Woodward Square will be the soul of The District Detroit, the new home of the Detroit Red Wings and Detroit Pistons. But this neighborhood will be home to much more than great sports events. It will be alive and buzzing every day, all year long as tourists and fun-seekers come together for community, sports and entertainment events. At this neighborhood’s epicenter, Little Caesars Arena will be surrounded by a soaring glass-covered concourse pulsating with nightclub electricity, where food vendors, restaurants and shops will cater to a high-energy crowd that comes together to celebrate. Outside, an expansive public space will connect to Henry Street to deliver casual shopping, terraced dining, loft-living and a dynamic gathering place for activities and events.
A unique setting anchored by two national ballparks, Comerica Park, home of the Detroit Tigers and Ford Field, home of the Detroit Lions, Wildcat Corner is where fans come first. Celebrating baseball and football, the neighborhood is home to an authentic experience like few other places in the nation. On game day, Adams Street morphs into party central as fans, decked out in team colors, fill the street —relaxing, celebrating and cheering on the home team. The lively atmosphere of the street pays homage to times gone by and is characterized by a bricked avenue with architectural details that harkens back to industrial roots. Bars, shops and street vendors take part in the celebration, offering a variety of delights day or night. In this place where it’s all sports, all the time, Wildcat Corner delivers.

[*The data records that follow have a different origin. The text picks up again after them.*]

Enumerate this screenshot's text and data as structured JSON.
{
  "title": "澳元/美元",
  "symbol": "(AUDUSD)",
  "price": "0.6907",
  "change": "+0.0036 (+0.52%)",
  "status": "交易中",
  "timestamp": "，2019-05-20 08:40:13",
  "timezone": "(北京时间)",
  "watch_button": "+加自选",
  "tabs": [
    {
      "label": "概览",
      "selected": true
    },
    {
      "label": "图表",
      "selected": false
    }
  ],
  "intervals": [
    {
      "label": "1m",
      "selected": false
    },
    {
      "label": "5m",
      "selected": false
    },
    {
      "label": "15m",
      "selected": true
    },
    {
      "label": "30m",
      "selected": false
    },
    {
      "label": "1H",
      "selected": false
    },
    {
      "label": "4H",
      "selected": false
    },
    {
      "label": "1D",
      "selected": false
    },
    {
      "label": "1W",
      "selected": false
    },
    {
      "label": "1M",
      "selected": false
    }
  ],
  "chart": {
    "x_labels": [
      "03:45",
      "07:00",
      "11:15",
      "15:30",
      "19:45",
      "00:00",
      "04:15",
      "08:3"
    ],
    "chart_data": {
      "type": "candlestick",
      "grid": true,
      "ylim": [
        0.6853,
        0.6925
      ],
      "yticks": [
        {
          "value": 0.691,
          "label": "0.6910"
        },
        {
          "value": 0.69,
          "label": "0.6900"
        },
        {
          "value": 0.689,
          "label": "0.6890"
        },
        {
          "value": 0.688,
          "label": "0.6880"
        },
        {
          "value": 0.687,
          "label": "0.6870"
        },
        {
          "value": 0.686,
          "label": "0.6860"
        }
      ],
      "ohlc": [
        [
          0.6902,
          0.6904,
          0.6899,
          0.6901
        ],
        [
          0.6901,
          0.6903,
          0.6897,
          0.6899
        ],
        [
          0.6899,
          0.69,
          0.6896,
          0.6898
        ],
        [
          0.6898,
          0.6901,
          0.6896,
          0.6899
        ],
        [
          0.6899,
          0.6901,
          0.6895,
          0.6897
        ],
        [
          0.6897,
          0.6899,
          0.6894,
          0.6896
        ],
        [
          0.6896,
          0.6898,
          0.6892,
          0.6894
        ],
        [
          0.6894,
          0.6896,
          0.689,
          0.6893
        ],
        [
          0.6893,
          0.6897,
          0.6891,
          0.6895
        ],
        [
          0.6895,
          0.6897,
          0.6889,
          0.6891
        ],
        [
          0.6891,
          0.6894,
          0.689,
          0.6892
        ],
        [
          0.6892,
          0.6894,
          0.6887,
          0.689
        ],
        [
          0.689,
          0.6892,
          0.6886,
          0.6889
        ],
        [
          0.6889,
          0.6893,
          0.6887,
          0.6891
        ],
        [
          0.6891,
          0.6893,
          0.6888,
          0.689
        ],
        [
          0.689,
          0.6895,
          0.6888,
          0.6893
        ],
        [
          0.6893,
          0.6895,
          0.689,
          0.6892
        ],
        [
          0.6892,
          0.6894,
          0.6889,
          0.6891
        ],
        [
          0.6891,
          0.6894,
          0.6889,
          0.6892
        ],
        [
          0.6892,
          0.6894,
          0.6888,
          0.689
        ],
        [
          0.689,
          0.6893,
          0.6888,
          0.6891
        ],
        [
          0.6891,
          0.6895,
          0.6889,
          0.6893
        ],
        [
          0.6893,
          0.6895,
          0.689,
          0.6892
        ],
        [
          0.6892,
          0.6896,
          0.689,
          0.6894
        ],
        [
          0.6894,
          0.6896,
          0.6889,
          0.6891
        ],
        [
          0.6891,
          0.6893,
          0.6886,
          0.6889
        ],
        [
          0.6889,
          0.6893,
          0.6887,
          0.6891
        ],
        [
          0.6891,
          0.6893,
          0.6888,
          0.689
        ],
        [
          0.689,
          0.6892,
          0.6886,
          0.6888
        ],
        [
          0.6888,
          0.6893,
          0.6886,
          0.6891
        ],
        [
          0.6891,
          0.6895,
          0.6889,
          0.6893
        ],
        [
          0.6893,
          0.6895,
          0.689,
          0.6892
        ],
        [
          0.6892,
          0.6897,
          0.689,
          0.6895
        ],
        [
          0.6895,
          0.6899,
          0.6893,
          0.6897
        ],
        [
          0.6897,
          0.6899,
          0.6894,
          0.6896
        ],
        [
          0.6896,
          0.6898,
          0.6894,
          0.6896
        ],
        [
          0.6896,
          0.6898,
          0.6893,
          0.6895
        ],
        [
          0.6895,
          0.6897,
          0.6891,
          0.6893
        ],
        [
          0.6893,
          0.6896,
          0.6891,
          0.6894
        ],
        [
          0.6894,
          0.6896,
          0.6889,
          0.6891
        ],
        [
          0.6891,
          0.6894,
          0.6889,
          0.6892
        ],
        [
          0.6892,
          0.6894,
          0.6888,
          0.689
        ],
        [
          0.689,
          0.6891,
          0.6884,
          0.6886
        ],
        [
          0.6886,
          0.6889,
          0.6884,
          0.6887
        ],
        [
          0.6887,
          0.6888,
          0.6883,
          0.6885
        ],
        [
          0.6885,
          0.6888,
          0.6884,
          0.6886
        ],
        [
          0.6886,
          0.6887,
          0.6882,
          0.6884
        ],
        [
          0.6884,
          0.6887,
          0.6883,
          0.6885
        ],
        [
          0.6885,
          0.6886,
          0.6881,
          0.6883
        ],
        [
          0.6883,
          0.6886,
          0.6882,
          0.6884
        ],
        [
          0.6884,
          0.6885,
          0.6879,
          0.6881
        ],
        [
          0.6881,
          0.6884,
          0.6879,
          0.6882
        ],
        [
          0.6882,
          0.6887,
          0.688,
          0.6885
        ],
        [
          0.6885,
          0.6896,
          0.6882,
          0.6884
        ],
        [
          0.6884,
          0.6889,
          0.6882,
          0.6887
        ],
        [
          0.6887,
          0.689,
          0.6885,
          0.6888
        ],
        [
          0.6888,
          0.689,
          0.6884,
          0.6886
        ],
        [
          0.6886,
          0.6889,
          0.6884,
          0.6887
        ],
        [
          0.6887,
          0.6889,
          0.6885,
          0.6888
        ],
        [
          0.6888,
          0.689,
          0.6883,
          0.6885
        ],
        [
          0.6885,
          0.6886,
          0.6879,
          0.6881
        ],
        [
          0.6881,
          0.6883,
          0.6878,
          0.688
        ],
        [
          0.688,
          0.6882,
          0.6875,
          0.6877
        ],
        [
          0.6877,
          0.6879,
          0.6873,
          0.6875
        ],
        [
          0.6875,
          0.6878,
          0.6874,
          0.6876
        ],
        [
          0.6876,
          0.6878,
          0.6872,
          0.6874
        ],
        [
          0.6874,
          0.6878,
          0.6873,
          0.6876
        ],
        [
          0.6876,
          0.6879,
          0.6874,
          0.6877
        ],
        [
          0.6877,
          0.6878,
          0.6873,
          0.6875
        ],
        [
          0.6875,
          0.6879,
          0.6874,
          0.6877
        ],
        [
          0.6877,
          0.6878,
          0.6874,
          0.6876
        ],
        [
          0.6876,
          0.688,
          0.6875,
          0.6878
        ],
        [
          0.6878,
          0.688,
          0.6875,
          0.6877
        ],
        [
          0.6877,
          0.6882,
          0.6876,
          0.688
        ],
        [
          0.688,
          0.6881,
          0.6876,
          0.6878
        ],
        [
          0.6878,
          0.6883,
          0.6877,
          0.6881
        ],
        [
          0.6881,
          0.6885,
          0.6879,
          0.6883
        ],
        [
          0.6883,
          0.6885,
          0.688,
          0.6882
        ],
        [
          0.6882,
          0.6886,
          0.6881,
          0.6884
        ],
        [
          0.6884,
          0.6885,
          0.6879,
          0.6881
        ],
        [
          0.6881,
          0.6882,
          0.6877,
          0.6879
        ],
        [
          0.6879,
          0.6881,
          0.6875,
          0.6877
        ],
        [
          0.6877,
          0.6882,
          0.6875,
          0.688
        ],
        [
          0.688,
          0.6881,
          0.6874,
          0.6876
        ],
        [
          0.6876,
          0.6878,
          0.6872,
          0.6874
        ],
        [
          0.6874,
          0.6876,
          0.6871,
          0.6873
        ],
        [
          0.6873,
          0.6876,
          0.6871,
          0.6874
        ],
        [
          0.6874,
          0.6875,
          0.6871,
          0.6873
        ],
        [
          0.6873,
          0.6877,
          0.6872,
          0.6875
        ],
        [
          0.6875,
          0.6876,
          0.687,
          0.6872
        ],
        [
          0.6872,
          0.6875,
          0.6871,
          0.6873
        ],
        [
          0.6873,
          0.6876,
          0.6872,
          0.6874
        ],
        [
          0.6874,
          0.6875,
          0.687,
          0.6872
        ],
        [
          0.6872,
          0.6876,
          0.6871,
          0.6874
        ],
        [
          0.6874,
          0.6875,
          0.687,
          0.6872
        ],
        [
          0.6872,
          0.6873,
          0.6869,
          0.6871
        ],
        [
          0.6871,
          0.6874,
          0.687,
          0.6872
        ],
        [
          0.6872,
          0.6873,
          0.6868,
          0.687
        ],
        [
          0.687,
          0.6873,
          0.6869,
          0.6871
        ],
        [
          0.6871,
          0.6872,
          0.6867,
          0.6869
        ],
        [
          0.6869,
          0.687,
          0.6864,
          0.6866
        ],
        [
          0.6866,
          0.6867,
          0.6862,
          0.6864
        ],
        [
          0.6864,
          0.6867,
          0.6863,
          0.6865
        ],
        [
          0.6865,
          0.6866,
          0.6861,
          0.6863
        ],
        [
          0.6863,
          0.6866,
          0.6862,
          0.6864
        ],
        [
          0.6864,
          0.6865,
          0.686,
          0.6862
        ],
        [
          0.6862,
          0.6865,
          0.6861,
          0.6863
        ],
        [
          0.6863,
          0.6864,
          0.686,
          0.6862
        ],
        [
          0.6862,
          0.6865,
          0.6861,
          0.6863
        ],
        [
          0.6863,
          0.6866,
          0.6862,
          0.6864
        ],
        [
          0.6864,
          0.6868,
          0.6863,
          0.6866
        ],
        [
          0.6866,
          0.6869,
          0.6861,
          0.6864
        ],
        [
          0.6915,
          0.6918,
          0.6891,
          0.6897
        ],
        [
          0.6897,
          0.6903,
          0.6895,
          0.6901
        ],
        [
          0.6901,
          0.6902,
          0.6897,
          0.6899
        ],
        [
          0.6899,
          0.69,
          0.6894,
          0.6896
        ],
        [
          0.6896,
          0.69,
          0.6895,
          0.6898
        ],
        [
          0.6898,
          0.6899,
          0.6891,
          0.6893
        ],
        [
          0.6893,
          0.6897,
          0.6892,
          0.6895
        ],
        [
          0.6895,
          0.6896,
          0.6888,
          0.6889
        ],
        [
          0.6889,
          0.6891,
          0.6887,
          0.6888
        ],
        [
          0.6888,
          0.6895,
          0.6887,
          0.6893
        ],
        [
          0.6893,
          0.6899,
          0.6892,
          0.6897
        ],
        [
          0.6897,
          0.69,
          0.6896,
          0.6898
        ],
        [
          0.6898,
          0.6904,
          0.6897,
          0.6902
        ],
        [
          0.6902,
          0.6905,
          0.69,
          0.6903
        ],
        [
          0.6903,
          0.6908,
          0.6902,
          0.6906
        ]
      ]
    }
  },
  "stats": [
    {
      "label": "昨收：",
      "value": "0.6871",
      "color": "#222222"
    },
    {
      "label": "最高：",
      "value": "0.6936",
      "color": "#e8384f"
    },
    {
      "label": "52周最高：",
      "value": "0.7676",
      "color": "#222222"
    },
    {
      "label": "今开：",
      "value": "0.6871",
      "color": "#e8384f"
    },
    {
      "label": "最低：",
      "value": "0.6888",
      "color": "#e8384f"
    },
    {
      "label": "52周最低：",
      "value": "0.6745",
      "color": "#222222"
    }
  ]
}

Part entrepreneurial, part artistic, this neighborhood has been conceived with individuality and expression in mind. Cass Park Village will build on the creative energy of nearby Wayne State University, Cass Technical High School and the 90-year-old Masonic Temple to become a hotbed for artists who will launch new ideas. This neighborhood will appeal to those who want to live and work in a tight-knit community within the boundaries of an urban city.
Cass Park Village will be home to independent shops, local markets and galleries, and residents will sense a relaxed atmosphere with a free-spirited attitude that is not pretentious or flashy. Like a small town, this close-knit community will encourage people to get to know each other. The daytime atmosphere will be friendly as shop owners and cafe start-ups welcome visitors, offering conversations about neighborhood happenings and current events in comfortable and casual surroundings. Nighttime will be equally laid-back as neighbors meet in the backyard for informal get-togethers or at the park for pickup softball. For those seeking something a bit livelier, local bars and galleries will come alive, offering events from poetry slams to local garage bands to full-out launch parties.
But if community-building means keeping already preexisting neighborhoods, then I’m not sure if WDET is doing that. But I don’t think “the news” is supposed to do that.
(initially written in journal on 6/12/18)